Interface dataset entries
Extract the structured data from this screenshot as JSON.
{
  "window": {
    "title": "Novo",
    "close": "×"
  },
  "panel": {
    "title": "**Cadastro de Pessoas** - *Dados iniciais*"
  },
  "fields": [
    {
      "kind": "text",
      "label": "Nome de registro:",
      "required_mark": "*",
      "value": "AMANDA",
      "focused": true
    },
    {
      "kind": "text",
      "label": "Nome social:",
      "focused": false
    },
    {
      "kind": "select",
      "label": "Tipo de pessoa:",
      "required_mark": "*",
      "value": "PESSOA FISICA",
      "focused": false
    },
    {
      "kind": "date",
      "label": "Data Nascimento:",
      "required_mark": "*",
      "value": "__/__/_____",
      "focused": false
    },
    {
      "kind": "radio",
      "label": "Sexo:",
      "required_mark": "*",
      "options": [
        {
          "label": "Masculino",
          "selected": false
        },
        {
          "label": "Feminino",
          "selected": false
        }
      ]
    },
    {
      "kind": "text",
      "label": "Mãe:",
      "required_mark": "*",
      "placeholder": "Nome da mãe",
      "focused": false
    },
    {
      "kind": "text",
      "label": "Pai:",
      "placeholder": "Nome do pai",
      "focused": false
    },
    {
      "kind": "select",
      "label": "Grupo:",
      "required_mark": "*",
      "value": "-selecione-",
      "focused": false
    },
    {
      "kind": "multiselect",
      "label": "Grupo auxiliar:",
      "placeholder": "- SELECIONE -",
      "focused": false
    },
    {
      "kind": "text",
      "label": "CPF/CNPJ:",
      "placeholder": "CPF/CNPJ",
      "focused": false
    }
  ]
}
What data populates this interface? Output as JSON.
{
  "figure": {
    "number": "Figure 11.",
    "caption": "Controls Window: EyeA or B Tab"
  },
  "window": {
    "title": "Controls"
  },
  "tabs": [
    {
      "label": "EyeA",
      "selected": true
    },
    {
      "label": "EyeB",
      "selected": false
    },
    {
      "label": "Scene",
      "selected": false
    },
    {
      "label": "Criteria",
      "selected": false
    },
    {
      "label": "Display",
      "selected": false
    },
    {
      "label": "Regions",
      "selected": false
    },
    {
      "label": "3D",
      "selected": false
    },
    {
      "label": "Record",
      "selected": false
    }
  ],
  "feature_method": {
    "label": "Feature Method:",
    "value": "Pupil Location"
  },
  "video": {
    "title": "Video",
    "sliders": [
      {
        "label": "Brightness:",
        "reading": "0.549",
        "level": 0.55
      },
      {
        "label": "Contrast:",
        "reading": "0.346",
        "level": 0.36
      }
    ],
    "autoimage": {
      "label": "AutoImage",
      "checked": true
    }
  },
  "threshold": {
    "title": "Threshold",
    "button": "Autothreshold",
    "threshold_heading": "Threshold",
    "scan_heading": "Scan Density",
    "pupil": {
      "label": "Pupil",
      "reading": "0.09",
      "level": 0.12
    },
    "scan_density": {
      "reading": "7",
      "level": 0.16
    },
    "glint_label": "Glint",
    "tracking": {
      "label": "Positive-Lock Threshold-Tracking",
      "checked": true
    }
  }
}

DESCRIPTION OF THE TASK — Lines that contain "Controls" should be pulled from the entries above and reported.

EXERCISE RESULT —
    "caption": "Controls Window: EyeA or B Tab"
    "title": "Controls"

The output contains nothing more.